Martin Wynne (Lancaster) presented the results of an interesting comparison between two part-of-speech taggers: CLAWS, from Lancaster, and QTAG, from Birmingham. The comparison was effected by running both parsers on the same corpus (the written half of the BNC sampler), mapping the results into the EAGLES recommended annotation scheme, and comparing the results. Martin conceded that this was grossly unfair on several counts: the EAGLES scheme is much closer to CLAWS in the first place; CLAWS was trained on the BNC; in cases of ambiguity, CLAWS uses portmanteau tagging, whereas QTAG gives a prioritized list from which they always took the first. He also spent a lot of time saying that he didn't regard the results (in a corpus of over a million words, CLAWS disagreed with the reference scheme 2% of the time, and QTAG about 15%) as proving anything, in which case one couldnt help wondering why they were being presented.

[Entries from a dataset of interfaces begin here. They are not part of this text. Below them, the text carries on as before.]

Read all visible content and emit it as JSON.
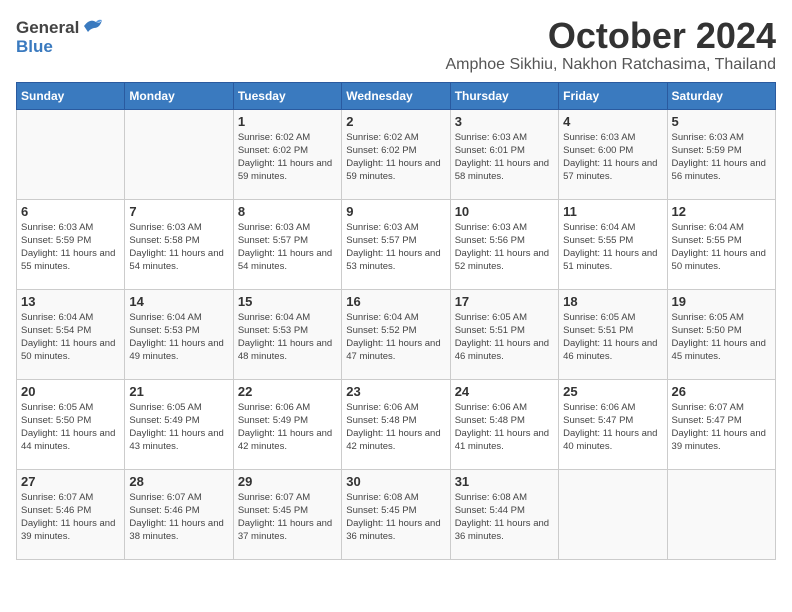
{
  "header": {
    "logo_general": "General",
    "logo_blue": "Blue",
    "month_title": "October 2024",
    "subtitle": "Amphoe Sikhiu, Nakhon Ratchasima, Thailand"
  },
  "weekdays": [
    "Sunday",
    "Monday",
    "Tuesday",
    "Wednesday",
    "Thursday",
    "Friday",
    "Saturday"
  ],
  "weeks": [
    [
      {
        "day": "",
        "detail": ""
      },
      {
        "day": "",
        "detail": ""
      },
      {
        "day": "1",
        "detail": "Sunrise: 6:02 AM\nSunset: 6:02 PM\nDaylight: 11 hours and 59 minutes."
      },
      {
        "day": "2",
        "detail": "Sunrise: 6:02 AM\nSunset: 6:02 PM\nDaylight: 11 hours and 59 minutes."
      },
      {
        "day": "3",
        "detail": "Sunrise: 6:03 AM\nSunset: 6:01 PM\nDaylight: 11 hours and 58 minutes."
      },
      {
        "day": "4",
        "detail": "Sunrise: 6:03 AM\nSunset: 6:00 PM\nDaylight: 11 hours and 57 minutes."
      },
      {
        "day": "5",
        "detail": "Sunrise: 6:03 AM\nSunset: 5:59 PM\nDaylight: 11 hours and 56 minutes."
      }
    ],
    [
      {
        "day": "6",
        "detail": "Sunrise: 6:03 AM\nSunset: 5:59 PM\nDaylight: 11 hours and 55 minutes."
      },
      {
        "day": "7",
        "detail": "Sunrise: 6:03 AM\nSunset: 5:58 PM\nDaylight: 11 hours and 54 minutes."
      },
      {
        "day": "8",
        "detail": "Sunrise: 6:03 AM\nSunset: 5:57 PM\nDaylight: 11 hours and 54 minutes."
      },
      {
        "day": "9",
        "detail": "Sunrise: 6:03 AM\nSunset: 5:57 PM\nDaylight: 11 hours and 53 minutes."
      },
      {
        "day": "10",
        "detail": "Sunrise: 6:03 AM\nSunset: 5:56 PM\nDaylight: 11 hours and 52 minutes."
      },
      {
        "day": "11",
        "detail": "Sunrise: 6:04 AM\nSunset: 5:55 PM\nDaylight: 11 hours and 51 minutes."
      },
      {
        "day": "12",
        "detail": "Sunrise: 6:04 AM\nSunset: 5:55 PM\nDaylight: 11 hours and 50 minutes."
      }
    ],
    [
      {
        "day": "13",
        "detail": "Sunrise: 6:04 AM\nSunset: 5:54 PM\nDaylight: 11 hours and 50 minutes."
      },
      {
        "day": "14",
        "detail": "Sunrise: 6:04 AM\nSunset: 5:53 PM\nDaylight: 11 hours and 49 minutes."
      },
      {
        "day": "15",
        "detail": "Sunrise: 6:04 AM\nSunset: 5:53 PM\nDaylight: 11 hours and 48 minutes."
      },
      {
        "day": "16",
        "detail": "Sunrise: 6:04 AM\nSunset: 5:52 PM\nDaylight: 11 hours and 47 minutes."
      },
      {
        "day": "17",
        "detail": "Sunrise: 6:05 AM\nSunset: 5:51 PM\nDaylight: 11 hours and 46 minutes."
      },
      {
        "day": "18",
        "detail": "Sunrise: 6:05 AM\nSunset: 5:51 PM\nDaylight: 11 hours and 46 minutes."
      },
      {
        "day": "19",
        "detail": "Sunrise: 6:05 AM\nSunset: 5:50 PM\nDaylight: 11 hours and 45 minutes."
      }
    ],
    [
      {
        "day": "20",
        "detail": "Sunrise: 6:05 AM\nSunset: 5:50 PM\nDaylight: 11 hours and 44 minutes."
      },
      {
        "day": "21",
        "detail": "Sunrise: 6:05 AM\nSunset: 5:49 PM\nDaylight: 11 hours and 43 minutes."
      },
      {
        "day": "22",
        "detail": "Sunrise: 6:06 AM\nSunset: 5:49 PM\nDaylight: 11 hours and 42 minutes."
      },
      {
        "day": "23",
        "detail": "Sunrise: 6:06 AM\nSunset: 5:48 PM\nDaylight: 11 hours and 42 minutes."
      },
      {
        "day": "24",
        "detail": "Sunrise: 6:06 AM\nSunset: 5:48 PM\nDaylight: 11 hours and 41 minutes."
      },
      {
        "day": "25",
        "detail": "Sunrise: 6:06 AM\nSunset: 5:47 PM\nDaylight: 11 hours and 40 minutes."
      },
      {
        "day": "26",
        "detail": "Sunrise: 6:07 AM\nSunset: 5:47 PM\nDaylight: 11 hours and 39 minutes."
      }
    ],
    [
      {
        "day": "27",
        "detail": "Sunrise: 6:07 AM\nSunset: 5:46 PM\nDaylight: 11 hours and 39 minutes."
      },
      {
        "day": "28",
        "detail": "Sunrise: 6:07 AM\nSunset: 5:46 PM\nDaylight: 11 hours and 38 minutes."
      },
      {
        "day": "29",
        "detail": "Sunrise: 6:07 AM\nSunset: 5:45 PM\nDaylight: 11 hours and 37 minutes."
      },
      {
        "day": "30",
        "detail": "Sunrise: 6:08 AM\nSunset: 5:45 PM\nDaylight: 11 hours and 36 minutes."
      },
      {
        "day": "31",
        "detail": "Sunrise: 6:08 AM\nSunset: 5:44 PM\nDaylight: 11 hours and 36 minutes."
      },
      {
        "day": "",
        "detail": ""
      },
      {
        "day": "",
        "detail": ""
      }
    ]
  ]
}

Antoinette Renouf (Liverpool) reported on the next phase of her unit's continuing and (I think) unique work on neologisms. The AVIATOR project, which monitored the appearance of new words in newspaper texts over a four year period, demonstrated that such words tended to have very low frequencies, thus requiring the development of rather rarefied statistical techniques for their detection and classification. Such techniques having been developed in collaboration with Harald Baayen from Nijmegen, Antoinette announced the arrival of a new project called Analysis and Prediction of Innovation in the Lexicon (APRIL), the aim of which is to develop a system of automated classification, accounting qualitatively and quantitatively for the features found in huge amounts of text, and then extrapolate from this to predict the structure of the future lexicon. Allegedly.

Graeme Kennedy (Victoria University of Wellington), author of the other newly published book on corpus linguistics, presented an intriguing paper on Maori borrowings into contemporary New Zealand English, couched largely as a comparison between those reported in the new dictionary of NZ english and those attested in a recently compiled corpus of spoken New Zealand English. Apparently, 77% of the words in the dictionary are not attested in the corpus, while 86% of forms found in the corpus don't appear in the dictionary.

Under the title It's enough funny, man, Anna-Brita Stenström reported on some features of teenage talk familiar to those with teenage daughters (e.g. use of enough and well as adjective pre-modifiers) but maybe not to others. In traditional ICAME fashion, she presented a mass of useful and interesting evidence for these usages, and their typical contexts based on searches of the COLT and the BNC; she had also used the online OED as a source of comparative diachronic information, enabling her to reveal that enough as a premodifier appears about 800 times in OED citations, while well is well frequent in Old English, thus suggesting that teenagers have merely rediscovered an enough established feature of Early Modern English.

Due to other committments, I had to make my excuses and leave at this point, thus missing amongst other things a report on the Lancaster multimedia corpus of children's writing as well as the closing celebrations. Despite this sacrifice, I still somehow managed to missed my flight home and had to spend an extra night at the Belfast airport hotel. Even this did not dampen my enthusiasm for the event: one of the best of a long series, and a hard act to follow.